With the DIY ramp for your canine, you will also want to pay special attention to the steps’ height and depth. Most pet stairs have an elevation between 6.5 and 7.5 centimetres.
If your dog’s legs are long, he will be able to handle the taller steps more easily. Pet stairs are also usually between 10 and 12 centimetres in depth. Remember, a nervous pup will prefer measures with higher intensity.
For a ramp, you will need to decide how long of a ramp you need. Keep in mind that you want a gentle slope. An 18-degree incline easy, while a 25-degree slope is already a bit difficult.
The DIY Ramp to calculate the length
The DIY ramp to calculate the length of ramp you need, first measure how high the object is that you will use the ramp.
- If you would like an easy, 18-degree incline Multiply by 3.2
- For a comfortable, 20-degree slope Multiply by 2.9.
- Multiply by 2.7 for a 22-degree incline, appropriate for medium or large dogs.
- To determine the shortest ramp possible (with a 25-degree incline). Multiply by 2.3.
This resulting number is the length of the ramp that you will need—those mathematically curious. We have just multiplied the cosecant of the angle by the height of the triangle to find the hypotenuse. Who knew geometry would come in handy?
You will also want to double-check that you have enough floor space for your ramp. Working with small angles (between 18 and 25 degrees) and low (probably less than 2 feet), the floor space that the ramp use is slightly less, but approximately the same length as the slope itself.
For example, my couch is 18 inches (or 1½ feet) off the ground. If I want to give my toy Yorkie a nice, gentle incline of 18 degrees, my calculations are: 18 x 3.2 = 57.6
I will need a ramp at least 58 inches (or 4 feet 9 inches) long. I’ll also want to make sure that I have about 58 inches of free space in front of my couch to place the ramp.
Best Pet Ramps and Stairs
Now you know the basics of what to look for in pet ramps and stairs, here are a few of our favourites. We recommend five pet stairs, three pet DIY ramps, and 1 product that combines the best of both.
DIY Pet Ramp
1. This DIY dog ramp from Instructables is as simple and easy as it gets (and cheap too)! This ramp doesn’t require sawing, drilling, or any woodshop skill whatsoever. It’s just a matter of purchasing some cheap wire shelves, an outdoor carpet, and a little bit of MacGyver-ing magic.
Skill Level: Easy
Materials: Wire Shelving from Home Depot (+Rubber Ends) / Zip Ties / Outdoor Carpet
Tools Needed: Awe
2. Here’s another fairly simple DIY dog ramp from Fox & Brie. This was created for less than $40, and it looks fantastic! This is a great project for someone who has a few power tools lying around but isn’t a pro.
Skill Level: Medium
Materials: Wood / Outdoor Carpeting / Waterproof Paint
Tools Needed: Outdoor Carpet Glue / Power Screwdriver / Power Saw / Tape Measure / Paint Brush

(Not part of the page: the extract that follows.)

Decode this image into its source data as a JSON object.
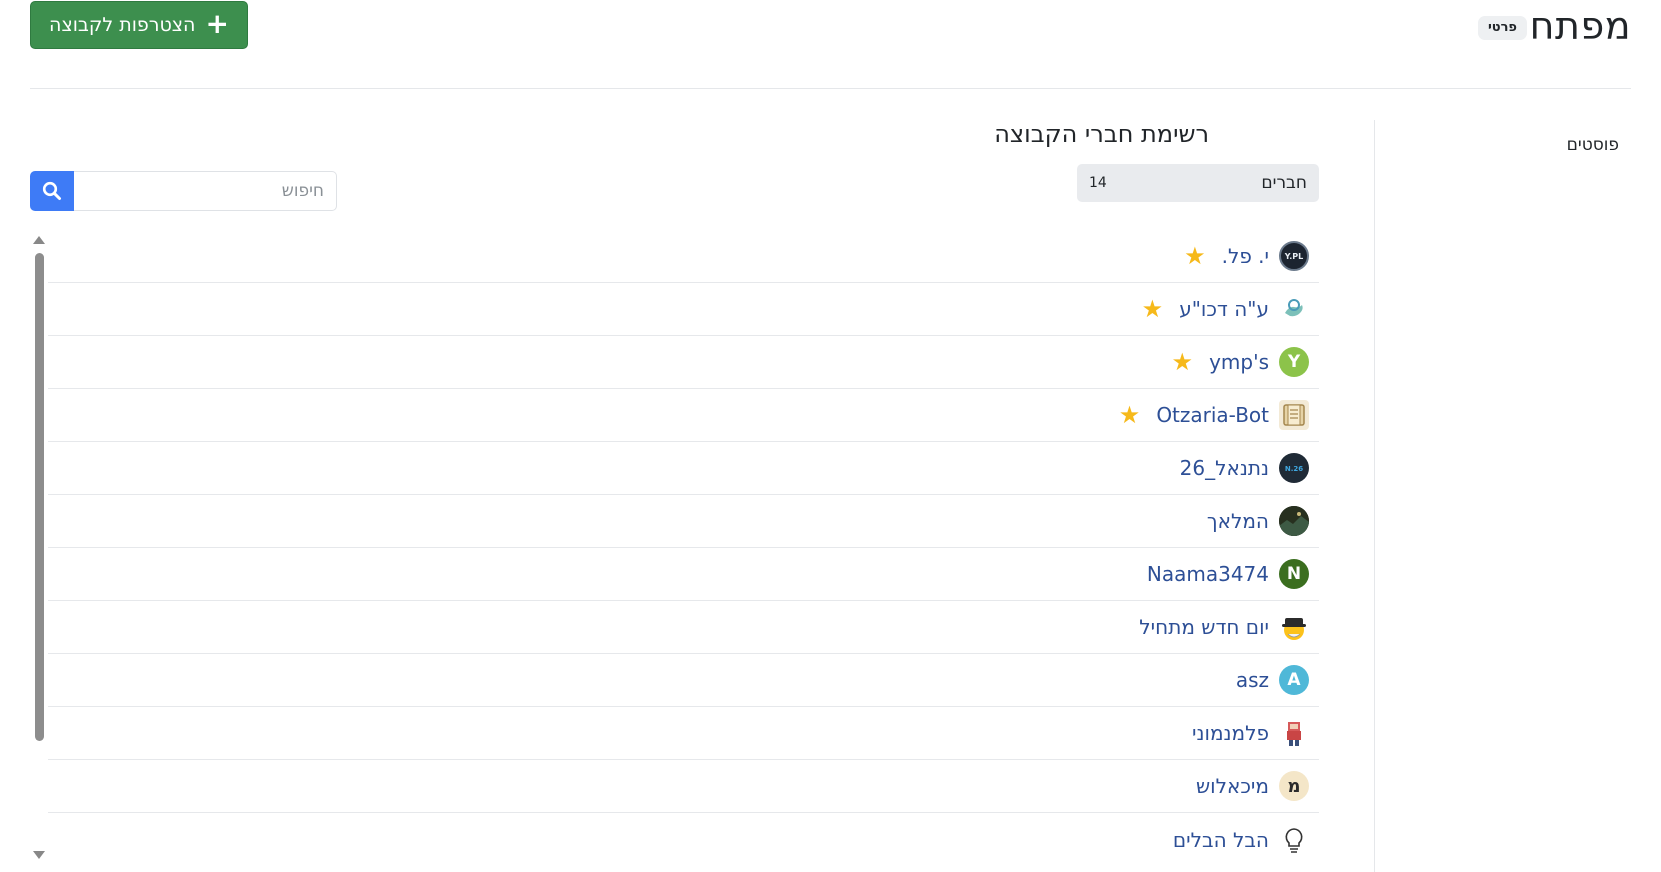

If none of these options suits your needs (and you’re a little handy), you may want to make your ramp. That way, you will be able to make something that (literally) fits your precise situation. Follow the link above to find our article on DIY ramp for your canine.
3. This dog DIY ramp for your canine project comes from Irresistible Pets. This design is specifically for indoor use and is intended to help a dog get up onto a higher surface like a bed or couch.
Skill Level: Medium / Advanced
Materials: Wood / Plywood / Carpet
Tools Needed: Circular Saw / Power Drill / Sand Paper / Tape Measure / Carpet Tape
Advice About Helping Pets Adjust to Pet Stairs
Some dogs can be nervous about using pet ramps, and it’s important to let them slowly adjust to the new ramp or steps. Here’s how you can help your dog improve to doggy steps:
1. Start with the collapsed ramp (when applicable). Have your dog walk back and forth across the collapsed ramp on the floor, encouraging them with treats.
2. Use the dog steps or ramp with an object at a small height, like a low chair. Use treats to entice the dog to walk up and down the steps.
3. Extend the dog steps or ramp to full length and use it for the height you desire. Hopefully, by now, your dog is used to the steps or ramp enough not to be afraid. Don’t forget to continue using treats for a while and to offer lots of praise and encouragement!
Why Pet Stairs Are a Smart Choice
Many owners don’t realize that encouraging dogs to jump up and walk on their hind legs can have adverse arthritic effects as a dog’s age.
It’s essential always to encourage healthy joint activity, no matter what the age of your dog. It is why pet steps are a great idea, even if your dog can currently get around without them. Preventive measures pay off!
For other ways to help senior canines, check out our post detailing the best dog beds for old dogs.
Have you ever bought pet stairs or a pet ramp? Did you choose stairs or a ramp? What do you like and dislike about the product you purchased? Let us know in the comments below!